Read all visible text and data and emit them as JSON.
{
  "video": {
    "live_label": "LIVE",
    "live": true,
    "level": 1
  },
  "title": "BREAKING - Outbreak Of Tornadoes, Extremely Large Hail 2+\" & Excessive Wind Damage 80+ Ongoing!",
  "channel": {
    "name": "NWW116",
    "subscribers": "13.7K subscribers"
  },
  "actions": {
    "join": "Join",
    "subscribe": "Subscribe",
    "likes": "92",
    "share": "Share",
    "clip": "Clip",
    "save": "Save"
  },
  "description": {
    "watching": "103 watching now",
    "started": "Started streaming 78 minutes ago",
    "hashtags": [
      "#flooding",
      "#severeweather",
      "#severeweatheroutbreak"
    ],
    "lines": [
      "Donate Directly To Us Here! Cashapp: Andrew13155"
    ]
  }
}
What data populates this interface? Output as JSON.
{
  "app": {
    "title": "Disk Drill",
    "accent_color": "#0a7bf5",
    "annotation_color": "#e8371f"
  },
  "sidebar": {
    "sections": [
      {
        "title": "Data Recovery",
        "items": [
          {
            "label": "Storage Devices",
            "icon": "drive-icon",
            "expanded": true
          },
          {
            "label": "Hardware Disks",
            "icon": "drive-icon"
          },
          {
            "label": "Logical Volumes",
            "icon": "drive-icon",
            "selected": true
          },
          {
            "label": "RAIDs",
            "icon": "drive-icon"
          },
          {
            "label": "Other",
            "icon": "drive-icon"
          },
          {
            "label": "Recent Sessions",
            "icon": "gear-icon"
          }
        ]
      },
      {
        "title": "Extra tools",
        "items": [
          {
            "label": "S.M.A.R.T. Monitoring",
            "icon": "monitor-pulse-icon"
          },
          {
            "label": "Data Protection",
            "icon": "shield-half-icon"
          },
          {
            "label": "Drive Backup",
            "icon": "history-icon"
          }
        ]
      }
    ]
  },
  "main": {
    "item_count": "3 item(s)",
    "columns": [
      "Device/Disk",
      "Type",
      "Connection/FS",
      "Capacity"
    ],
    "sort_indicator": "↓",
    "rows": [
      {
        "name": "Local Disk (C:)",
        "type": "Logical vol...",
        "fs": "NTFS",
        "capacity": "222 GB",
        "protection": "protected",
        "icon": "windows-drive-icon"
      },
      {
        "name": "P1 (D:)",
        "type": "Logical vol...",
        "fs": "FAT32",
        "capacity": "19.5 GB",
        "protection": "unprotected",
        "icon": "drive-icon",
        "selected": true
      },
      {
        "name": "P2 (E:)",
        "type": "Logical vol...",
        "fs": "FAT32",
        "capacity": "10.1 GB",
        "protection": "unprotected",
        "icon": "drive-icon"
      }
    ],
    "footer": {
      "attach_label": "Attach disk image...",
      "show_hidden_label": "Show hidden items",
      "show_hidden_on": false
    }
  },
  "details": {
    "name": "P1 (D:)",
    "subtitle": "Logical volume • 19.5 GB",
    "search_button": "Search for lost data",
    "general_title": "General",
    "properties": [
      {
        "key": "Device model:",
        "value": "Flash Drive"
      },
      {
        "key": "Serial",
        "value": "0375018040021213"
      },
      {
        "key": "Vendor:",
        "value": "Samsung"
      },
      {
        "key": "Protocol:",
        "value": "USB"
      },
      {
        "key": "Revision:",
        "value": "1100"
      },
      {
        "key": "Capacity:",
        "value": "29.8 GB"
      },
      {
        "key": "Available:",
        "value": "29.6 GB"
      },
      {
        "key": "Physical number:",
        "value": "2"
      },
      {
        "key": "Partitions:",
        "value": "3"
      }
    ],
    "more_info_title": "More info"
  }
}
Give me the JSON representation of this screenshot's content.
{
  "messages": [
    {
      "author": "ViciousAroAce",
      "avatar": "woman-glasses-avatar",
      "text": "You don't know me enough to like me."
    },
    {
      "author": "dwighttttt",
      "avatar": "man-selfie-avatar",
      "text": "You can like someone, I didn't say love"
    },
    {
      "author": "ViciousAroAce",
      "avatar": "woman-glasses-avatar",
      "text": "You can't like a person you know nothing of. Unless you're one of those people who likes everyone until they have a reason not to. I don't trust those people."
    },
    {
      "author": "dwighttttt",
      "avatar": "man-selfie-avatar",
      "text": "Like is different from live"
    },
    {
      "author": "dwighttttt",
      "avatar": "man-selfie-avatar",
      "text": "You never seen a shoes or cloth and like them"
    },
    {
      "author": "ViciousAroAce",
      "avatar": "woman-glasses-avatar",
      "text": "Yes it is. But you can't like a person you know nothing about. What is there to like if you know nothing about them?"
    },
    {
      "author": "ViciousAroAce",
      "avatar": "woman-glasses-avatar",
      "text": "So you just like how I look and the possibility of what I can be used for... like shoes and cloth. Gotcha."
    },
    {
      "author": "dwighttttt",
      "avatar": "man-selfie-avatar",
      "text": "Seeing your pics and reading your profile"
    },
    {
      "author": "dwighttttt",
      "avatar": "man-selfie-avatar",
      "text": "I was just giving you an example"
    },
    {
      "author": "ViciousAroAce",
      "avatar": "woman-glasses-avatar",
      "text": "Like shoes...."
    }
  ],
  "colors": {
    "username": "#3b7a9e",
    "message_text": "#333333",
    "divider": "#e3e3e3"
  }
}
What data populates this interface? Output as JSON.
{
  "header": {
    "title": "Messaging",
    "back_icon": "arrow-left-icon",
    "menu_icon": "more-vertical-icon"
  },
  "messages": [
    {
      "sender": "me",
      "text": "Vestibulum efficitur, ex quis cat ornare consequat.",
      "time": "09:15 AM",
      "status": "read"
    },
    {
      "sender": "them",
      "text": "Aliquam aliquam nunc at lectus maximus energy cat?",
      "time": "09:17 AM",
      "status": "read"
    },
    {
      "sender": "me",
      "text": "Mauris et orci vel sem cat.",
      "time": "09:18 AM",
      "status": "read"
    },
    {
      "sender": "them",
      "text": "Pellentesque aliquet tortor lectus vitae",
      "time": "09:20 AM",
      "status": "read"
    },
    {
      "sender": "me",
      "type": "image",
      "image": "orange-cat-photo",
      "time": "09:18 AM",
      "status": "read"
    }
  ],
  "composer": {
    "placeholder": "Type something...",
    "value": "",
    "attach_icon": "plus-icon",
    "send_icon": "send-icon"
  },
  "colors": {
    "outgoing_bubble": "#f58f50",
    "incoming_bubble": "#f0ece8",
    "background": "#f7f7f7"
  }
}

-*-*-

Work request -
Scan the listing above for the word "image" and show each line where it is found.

Solution -
      "attach_label": "Attach disk image...",
      "type": "image",
      "image": "orange-cat-photo",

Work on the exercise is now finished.